The first-to-file paradigm puts significant pressure on innovators to file patent applications before they have even had an opportunity to evaluate whether an invention is technically feasible or has business potential. This presents a challenge, particularly for cash-strapped startups, which feel pressured to spend more and more money on filings. Larger corporations are impacted as well but tend to have more effective and timely procedures for moving innovative ideas to invention disclosures that can support filings of valid patent applications.
In conclusion, to secure a claim to an invention, an innovator should use provisional patent applications to get in the race. Such applications require the type of disclosure mentioned in our second paragraph – just enough to enable someone to make and use the invention. It acts as a placeholder, reserving a filing date for a later utility patent application. Provisional patent applications are kept hidden in the USPTO until their expiration one year after the filing date. During that time, the filer can choose to file a utility patent application, which can be prosecuted to become a patent. Thus, by filing a provisional patent application, an innovator can establish his or her first-to-file status without publicly disclosing the invention, and then can seek financing, armed with the provisional patent filing.
Special thanks to our Q&A part two contributors from McCormick, Paulding & Huber LLP:
Alan Harrison is an associate in the Hartford office of the law firm McCormick, Paulding & Huber LLP, which has focused exclusively on intellectual property law for more than 100 years. Before becoming an attorney, he trained as a mechanical and nuclear engineer. He is experienced in patent and trademark prosecution and enforcement, business startups and intellectual property transactions. You can contact Alan at Harrison@ip-lawyers.com
Justin Durelli is a patent prosecution intern at McCormick, Paulding & Huber LLP and a third-year student at Quinnipiac University School of Law, where he is an associate editor of the Quinnipiac Health Law Journal and a member of the Student Bar Association.
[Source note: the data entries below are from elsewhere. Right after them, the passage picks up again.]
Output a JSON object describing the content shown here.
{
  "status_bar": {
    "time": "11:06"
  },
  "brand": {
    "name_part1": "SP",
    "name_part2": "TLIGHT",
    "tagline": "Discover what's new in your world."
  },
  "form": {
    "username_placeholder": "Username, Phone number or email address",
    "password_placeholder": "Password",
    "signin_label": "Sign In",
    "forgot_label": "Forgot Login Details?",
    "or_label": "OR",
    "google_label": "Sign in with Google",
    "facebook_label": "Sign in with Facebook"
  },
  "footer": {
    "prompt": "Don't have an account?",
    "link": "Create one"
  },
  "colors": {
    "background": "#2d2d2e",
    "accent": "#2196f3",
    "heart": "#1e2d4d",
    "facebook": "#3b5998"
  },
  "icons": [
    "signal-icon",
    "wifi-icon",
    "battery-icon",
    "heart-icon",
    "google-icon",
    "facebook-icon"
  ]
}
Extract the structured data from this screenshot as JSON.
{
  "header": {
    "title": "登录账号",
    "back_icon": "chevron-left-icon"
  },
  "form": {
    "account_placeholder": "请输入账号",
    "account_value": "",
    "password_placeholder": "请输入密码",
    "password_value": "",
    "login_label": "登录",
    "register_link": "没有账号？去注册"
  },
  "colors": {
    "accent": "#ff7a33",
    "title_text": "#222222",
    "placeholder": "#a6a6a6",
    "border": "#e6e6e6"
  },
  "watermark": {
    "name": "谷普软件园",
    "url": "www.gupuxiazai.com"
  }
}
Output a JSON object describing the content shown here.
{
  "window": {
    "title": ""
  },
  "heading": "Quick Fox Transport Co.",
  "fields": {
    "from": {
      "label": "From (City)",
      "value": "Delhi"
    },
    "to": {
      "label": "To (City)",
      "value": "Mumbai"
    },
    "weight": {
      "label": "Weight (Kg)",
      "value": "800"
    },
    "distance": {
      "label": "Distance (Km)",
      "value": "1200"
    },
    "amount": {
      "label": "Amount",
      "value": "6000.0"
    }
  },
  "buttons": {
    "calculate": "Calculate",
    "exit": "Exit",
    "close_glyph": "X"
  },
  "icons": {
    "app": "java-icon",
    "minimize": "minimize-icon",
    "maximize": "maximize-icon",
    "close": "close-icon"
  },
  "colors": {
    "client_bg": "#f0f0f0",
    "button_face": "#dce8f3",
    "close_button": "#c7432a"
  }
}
Previously he worked for General Electric’s Global Patent Operation. Justin earned bachelor’s and master’s degrees in chemical engineering from the University of Connecticut.